Until now, the chairmanship of the Governor's Drug and Alcohol Abuse Commission has been a political plum for men who curried favor with William Donald Schaefer. As a result, there has been tremendous public visibility ` both for the chairmen and the commission. But in reality very little has been accomplished. By choosing Neil Solomon to succeed Lt. Gov. Mickey Steinberg as head of the state substance abuse commission, Schaefer has changed the group's focus to a public health perspective.
Solomon, a physician who has served as secretary of the state health department, comes to the job with a much-needed, socially conscious public health framework that recognizes the critical links between drug use, lack of mobility and violent crime. Solomon has already articulated the major questions: how to get rid of the profit in drugs that are the motive for so much of the violence that riddles the cities, how to make sure that education and health care are available to help break the addiction cycle.
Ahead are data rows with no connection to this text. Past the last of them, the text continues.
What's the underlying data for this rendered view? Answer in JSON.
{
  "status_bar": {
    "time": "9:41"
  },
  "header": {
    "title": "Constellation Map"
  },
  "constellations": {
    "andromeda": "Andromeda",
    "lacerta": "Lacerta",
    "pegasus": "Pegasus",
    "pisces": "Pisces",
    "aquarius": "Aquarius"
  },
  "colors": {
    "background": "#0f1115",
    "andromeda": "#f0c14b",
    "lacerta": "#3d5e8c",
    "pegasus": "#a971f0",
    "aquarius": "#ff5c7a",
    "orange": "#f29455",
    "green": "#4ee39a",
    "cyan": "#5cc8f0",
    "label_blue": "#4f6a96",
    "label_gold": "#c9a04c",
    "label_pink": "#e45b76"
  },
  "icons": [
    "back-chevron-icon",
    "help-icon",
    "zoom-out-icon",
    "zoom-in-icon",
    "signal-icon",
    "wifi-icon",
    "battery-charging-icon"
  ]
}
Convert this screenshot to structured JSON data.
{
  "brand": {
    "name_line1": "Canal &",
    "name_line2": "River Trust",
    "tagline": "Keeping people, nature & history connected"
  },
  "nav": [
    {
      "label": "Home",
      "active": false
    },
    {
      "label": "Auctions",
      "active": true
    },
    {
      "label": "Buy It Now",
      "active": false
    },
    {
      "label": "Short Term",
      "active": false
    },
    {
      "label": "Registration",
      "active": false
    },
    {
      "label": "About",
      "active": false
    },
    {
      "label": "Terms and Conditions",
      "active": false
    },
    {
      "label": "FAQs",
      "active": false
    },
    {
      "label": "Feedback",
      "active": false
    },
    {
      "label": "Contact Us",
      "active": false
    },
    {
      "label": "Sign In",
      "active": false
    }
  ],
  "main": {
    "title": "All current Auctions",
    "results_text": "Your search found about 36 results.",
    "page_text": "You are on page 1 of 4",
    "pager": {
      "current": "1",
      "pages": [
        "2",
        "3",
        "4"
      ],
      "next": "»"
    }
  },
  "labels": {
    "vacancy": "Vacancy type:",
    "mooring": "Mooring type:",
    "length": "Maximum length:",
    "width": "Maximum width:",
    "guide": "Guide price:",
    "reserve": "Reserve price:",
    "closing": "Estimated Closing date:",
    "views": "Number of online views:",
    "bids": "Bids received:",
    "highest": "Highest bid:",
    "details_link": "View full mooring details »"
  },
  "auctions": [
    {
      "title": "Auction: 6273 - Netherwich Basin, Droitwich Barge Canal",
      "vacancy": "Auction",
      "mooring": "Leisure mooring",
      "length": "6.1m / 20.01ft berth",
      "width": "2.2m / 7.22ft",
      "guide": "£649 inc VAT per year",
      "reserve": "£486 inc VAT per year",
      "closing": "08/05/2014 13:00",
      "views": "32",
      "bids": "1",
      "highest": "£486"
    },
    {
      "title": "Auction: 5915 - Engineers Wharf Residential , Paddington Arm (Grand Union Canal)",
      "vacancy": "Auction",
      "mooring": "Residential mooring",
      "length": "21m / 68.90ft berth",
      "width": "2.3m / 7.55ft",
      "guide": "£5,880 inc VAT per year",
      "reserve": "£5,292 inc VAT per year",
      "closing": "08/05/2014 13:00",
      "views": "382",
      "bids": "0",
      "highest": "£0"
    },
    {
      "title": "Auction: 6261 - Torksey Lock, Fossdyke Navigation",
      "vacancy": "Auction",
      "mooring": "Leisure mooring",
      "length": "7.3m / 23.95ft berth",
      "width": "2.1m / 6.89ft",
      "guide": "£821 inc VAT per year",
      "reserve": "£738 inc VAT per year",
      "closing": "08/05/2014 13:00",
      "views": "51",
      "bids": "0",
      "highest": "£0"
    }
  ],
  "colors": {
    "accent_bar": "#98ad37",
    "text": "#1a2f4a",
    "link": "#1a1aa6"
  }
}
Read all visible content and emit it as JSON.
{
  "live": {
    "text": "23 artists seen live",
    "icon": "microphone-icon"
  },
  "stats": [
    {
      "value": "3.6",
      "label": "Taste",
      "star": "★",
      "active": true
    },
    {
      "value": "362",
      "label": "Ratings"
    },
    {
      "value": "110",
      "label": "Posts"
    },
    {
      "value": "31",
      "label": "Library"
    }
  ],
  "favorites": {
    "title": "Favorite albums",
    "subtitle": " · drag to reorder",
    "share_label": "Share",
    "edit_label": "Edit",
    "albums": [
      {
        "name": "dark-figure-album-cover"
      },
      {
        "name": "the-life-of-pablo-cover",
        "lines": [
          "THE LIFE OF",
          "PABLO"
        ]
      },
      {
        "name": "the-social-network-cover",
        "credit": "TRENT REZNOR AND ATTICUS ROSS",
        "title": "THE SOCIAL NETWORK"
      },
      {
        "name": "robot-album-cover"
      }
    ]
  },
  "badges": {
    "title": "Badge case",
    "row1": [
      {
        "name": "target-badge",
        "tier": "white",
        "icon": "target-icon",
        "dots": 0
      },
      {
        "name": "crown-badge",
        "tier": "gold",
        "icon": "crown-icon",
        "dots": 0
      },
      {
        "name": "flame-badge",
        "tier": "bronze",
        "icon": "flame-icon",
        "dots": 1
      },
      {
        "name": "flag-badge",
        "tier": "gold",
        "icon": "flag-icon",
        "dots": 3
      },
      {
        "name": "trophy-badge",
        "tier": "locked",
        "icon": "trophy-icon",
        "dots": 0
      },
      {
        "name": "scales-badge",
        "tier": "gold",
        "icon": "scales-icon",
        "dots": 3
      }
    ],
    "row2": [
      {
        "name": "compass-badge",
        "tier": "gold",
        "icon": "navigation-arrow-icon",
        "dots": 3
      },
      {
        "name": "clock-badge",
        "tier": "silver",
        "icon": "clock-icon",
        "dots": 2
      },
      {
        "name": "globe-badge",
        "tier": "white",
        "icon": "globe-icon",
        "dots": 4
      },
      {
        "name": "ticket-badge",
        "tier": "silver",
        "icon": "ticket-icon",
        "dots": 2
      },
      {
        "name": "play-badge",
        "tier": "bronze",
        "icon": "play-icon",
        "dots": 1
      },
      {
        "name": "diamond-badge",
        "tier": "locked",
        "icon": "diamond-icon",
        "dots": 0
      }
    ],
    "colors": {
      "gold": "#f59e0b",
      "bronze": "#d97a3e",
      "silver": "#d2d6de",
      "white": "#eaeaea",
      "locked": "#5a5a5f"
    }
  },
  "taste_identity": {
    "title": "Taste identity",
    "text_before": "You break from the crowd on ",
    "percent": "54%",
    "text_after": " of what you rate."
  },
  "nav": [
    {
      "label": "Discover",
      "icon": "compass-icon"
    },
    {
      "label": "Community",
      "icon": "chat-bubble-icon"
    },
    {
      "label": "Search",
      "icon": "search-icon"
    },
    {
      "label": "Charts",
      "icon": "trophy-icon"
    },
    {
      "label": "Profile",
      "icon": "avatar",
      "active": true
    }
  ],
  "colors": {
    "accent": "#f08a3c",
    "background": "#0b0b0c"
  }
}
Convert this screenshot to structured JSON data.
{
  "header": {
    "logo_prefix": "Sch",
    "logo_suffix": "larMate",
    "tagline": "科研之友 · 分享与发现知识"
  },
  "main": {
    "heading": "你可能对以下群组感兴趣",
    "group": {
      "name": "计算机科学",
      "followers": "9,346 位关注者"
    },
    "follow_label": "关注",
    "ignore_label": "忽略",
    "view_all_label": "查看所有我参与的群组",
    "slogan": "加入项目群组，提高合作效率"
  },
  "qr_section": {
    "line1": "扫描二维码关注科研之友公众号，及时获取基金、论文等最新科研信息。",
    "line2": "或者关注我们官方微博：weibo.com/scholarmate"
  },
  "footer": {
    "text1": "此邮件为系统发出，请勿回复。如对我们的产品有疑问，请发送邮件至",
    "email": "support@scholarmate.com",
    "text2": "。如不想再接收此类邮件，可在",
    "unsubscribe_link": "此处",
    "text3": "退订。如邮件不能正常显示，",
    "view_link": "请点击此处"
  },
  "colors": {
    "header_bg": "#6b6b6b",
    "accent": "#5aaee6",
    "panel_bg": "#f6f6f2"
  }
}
The answers, of course, will not come easily, nor will they be cheap. The problem is compounded by the fact that the commission itself has no power or authority. As such, a big job is accompanied by an even bigger challenge: to keep drug abuse issues alive, and funded, during this time of federal, state and local budget cuts. Neil Solomon seems well-prepared to do both.